ABOUT THIS TASK: Scan the listing below for the word "Excel" and copy every line that has it.

┌─ DATA UNDER STUDY

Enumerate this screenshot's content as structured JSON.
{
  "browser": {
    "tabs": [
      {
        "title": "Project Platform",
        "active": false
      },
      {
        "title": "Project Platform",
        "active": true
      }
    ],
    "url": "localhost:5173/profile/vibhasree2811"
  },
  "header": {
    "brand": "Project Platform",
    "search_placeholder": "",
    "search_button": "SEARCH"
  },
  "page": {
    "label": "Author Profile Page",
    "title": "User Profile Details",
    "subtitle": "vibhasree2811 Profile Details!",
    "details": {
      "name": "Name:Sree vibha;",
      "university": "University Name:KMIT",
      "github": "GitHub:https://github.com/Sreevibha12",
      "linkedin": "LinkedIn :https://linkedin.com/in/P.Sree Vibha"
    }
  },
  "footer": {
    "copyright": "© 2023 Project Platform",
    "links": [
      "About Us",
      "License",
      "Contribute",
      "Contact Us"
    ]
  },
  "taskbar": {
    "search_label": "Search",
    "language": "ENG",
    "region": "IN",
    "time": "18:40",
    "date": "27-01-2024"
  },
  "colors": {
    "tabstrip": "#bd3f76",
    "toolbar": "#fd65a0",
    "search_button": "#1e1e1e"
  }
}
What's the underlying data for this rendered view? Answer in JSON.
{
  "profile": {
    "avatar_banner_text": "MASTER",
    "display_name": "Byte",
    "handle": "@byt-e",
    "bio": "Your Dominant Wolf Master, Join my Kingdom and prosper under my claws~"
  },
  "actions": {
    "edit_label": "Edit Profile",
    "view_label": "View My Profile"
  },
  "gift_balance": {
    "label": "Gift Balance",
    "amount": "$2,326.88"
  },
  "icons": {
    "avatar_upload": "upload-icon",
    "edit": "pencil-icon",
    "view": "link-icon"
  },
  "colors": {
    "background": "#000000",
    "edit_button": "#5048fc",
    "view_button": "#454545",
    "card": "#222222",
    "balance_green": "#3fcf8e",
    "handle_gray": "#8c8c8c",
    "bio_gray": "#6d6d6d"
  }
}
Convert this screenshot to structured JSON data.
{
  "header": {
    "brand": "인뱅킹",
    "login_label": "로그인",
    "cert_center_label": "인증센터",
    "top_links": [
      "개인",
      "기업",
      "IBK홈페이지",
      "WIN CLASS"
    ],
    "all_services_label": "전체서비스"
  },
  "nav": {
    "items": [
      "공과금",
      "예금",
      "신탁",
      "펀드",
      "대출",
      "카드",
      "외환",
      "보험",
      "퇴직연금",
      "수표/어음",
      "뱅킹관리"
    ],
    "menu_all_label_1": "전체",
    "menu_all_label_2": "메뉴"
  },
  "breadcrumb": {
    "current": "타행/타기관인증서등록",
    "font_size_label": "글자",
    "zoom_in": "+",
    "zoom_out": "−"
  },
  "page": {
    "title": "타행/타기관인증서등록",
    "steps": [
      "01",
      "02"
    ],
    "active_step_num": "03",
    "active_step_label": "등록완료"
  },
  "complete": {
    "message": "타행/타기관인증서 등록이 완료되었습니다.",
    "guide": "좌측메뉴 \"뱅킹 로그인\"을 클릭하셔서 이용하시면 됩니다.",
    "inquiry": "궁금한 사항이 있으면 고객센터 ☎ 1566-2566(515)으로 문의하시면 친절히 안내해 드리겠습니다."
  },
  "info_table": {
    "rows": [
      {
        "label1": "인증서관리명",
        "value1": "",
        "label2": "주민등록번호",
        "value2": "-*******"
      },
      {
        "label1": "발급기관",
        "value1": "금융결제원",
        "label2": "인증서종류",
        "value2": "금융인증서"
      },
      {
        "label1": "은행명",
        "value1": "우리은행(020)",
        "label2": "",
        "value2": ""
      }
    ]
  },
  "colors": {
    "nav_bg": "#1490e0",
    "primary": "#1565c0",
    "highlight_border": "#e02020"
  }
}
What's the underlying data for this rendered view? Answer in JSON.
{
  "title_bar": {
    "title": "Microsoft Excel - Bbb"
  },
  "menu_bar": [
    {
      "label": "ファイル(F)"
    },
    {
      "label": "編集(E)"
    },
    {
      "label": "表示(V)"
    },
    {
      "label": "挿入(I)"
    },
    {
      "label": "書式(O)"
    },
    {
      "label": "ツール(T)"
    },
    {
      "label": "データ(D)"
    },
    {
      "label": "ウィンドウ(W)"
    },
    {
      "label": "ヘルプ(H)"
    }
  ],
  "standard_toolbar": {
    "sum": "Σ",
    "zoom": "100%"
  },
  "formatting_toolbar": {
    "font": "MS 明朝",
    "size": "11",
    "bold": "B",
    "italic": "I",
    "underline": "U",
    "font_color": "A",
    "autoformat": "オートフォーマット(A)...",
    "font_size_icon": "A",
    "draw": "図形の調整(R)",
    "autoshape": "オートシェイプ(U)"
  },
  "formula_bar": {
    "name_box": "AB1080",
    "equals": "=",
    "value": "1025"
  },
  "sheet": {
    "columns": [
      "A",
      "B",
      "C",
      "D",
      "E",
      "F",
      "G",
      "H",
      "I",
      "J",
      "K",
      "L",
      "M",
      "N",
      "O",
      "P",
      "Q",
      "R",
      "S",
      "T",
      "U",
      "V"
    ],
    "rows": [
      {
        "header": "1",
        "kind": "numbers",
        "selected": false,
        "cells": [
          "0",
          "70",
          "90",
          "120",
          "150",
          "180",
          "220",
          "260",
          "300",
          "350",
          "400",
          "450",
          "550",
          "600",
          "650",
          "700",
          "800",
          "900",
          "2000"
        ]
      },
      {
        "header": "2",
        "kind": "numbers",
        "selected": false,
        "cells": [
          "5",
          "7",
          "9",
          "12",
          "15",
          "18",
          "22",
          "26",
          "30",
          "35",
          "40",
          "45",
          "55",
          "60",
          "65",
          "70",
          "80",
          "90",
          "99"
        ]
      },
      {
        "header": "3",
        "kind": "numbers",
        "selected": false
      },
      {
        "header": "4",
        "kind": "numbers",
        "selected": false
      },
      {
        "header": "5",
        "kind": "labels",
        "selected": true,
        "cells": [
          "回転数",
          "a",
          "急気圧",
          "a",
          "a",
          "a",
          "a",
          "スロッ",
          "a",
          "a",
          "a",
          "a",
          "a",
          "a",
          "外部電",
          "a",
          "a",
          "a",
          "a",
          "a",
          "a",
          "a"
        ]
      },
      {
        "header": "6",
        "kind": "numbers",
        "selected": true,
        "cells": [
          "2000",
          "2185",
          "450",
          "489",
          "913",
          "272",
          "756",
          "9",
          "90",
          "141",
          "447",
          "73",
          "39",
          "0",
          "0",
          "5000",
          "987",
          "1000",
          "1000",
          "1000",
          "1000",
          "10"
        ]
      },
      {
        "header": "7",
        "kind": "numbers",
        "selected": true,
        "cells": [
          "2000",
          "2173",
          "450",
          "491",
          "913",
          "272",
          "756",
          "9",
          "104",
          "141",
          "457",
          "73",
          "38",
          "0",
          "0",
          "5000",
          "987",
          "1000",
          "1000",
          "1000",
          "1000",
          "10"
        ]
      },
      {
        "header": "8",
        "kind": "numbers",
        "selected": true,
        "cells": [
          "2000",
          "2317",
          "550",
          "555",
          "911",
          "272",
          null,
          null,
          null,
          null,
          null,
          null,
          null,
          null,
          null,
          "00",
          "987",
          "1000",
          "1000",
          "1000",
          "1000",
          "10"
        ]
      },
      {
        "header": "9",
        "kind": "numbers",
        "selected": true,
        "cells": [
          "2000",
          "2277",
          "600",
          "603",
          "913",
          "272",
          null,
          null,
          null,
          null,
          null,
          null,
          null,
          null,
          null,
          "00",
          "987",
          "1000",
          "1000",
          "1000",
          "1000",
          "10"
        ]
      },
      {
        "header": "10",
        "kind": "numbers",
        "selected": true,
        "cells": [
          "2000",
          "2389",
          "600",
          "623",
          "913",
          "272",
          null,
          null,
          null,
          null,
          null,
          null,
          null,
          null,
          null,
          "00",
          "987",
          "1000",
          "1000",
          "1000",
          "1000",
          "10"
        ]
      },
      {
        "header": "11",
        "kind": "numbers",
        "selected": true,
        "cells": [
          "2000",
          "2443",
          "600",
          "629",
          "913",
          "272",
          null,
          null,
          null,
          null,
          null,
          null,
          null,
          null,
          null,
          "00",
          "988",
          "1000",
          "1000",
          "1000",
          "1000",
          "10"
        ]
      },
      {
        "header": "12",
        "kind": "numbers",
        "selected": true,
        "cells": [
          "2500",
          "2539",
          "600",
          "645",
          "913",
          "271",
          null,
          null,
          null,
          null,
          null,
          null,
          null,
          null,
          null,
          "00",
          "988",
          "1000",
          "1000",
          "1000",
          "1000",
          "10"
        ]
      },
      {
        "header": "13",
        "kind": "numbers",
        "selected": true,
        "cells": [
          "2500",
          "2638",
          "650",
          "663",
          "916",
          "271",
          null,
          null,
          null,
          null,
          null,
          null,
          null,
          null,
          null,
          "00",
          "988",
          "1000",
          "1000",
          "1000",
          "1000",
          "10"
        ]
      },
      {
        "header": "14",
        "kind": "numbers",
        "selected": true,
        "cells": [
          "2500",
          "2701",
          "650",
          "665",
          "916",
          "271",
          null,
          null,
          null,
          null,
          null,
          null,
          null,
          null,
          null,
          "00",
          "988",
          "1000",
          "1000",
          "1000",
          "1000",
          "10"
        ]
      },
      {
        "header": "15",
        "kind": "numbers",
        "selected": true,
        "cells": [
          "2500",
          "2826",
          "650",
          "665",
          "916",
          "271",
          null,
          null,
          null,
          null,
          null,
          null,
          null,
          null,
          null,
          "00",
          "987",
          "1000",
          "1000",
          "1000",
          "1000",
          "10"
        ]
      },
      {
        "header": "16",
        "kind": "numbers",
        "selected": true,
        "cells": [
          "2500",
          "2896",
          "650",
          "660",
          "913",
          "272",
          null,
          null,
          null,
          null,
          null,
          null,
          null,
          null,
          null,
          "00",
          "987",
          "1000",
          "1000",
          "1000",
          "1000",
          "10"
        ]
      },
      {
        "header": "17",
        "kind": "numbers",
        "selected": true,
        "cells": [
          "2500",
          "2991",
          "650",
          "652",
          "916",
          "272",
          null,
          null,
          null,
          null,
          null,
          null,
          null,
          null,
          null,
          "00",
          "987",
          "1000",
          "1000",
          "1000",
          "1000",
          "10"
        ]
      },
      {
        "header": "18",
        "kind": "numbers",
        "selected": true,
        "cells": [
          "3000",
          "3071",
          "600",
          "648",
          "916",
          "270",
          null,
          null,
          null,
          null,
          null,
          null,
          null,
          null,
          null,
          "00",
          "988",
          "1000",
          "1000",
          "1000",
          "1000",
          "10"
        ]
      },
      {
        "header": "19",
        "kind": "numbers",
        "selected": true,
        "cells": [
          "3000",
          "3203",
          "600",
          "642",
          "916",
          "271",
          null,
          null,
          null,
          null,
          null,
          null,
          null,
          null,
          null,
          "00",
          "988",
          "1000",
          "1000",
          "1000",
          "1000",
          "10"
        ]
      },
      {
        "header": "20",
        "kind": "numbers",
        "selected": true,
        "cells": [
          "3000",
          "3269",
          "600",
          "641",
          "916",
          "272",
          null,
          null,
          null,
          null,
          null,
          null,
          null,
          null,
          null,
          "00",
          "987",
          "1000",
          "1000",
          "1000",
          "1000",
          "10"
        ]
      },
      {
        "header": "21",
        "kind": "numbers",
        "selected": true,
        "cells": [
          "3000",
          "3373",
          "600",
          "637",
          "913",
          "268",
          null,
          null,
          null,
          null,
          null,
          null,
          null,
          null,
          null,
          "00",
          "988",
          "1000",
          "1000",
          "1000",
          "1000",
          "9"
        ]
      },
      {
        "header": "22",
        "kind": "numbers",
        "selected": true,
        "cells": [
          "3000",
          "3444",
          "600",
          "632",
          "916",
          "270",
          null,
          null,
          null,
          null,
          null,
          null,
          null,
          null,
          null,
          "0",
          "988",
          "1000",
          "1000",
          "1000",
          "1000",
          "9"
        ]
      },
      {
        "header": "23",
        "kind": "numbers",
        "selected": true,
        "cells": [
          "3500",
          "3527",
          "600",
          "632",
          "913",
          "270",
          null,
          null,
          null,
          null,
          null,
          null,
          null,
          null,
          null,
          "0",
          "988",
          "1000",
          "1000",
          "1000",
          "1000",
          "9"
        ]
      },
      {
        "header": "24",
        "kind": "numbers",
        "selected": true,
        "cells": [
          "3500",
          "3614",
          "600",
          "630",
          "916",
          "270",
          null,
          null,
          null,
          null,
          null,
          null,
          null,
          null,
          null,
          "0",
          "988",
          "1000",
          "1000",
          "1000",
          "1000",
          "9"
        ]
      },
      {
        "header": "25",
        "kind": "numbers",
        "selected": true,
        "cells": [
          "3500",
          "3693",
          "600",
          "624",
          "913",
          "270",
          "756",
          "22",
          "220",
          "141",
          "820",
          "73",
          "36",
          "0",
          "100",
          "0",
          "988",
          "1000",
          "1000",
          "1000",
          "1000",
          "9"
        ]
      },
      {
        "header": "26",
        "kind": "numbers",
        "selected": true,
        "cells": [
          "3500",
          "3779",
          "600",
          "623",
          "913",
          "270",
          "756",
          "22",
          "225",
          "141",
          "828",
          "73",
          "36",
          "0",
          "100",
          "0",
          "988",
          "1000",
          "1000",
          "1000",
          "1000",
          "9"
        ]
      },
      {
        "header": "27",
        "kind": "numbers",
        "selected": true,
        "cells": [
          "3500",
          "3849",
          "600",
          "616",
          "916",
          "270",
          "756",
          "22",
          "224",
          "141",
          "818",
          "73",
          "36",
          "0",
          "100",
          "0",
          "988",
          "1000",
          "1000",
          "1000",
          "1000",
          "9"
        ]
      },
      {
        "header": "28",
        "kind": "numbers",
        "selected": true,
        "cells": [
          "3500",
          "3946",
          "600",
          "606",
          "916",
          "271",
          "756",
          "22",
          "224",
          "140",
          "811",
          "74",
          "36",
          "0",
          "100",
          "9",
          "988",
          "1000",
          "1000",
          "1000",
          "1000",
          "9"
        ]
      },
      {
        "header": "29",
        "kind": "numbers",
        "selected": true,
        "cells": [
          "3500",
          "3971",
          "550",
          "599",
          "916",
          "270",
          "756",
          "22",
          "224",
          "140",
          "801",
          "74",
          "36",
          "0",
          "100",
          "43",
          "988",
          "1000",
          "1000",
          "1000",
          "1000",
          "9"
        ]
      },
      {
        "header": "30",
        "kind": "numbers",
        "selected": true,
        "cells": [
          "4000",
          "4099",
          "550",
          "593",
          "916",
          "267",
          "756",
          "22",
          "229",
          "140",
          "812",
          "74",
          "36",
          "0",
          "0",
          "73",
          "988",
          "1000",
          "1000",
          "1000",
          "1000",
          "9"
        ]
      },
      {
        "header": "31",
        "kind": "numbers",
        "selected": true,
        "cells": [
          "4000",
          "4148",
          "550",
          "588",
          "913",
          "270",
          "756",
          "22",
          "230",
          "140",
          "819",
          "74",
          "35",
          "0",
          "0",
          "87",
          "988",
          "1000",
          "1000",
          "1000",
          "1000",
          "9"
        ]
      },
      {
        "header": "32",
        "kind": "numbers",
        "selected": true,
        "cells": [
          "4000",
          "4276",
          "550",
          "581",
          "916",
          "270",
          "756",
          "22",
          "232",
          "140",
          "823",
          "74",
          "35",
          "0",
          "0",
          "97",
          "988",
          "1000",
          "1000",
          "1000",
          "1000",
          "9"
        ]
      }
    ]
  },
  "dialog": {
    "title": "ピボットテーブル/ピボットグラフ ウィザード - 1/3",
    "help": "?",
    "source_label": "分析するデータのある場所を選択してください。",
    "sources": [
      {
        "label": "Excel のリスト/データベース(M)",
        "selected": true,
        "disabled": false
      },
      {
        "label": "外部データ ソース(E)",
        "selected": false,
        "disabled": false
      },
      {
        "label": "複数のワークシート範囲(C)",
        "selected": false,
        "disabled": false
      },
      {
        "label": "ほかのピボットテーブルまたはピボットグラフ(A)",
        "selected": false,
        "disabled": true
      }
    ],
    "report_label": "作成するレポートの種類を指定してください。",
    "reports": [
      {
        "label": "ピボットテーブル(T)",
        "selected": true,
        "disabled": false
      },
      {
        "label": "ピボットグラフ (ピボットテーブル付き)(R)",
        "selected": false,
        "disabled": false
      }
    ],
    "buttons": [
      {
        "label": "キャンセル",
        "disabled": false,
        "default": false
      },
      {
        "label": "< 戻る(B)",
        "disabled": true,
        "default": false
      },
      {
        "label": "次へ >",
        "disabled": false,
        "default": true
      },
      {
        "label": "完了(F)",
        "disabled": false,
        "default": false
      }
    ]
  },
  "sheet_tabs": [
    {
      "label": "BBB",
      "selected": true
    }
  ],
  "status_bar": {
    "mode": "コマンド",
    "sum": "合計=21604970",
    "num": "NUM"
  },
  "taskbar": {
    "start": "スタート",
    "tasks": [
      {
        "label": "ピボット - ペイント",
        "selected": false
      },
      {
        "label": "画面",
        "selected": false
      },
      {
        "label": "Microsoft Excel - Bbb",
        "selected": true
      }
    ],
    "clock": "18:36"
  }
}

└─

FINAL ANSWER:
    "title": "Microsoft Excel - Bbb"
        "label": "Excel のリスト/データベース(M)",
        "label": "Microsoft Excel - Bbb",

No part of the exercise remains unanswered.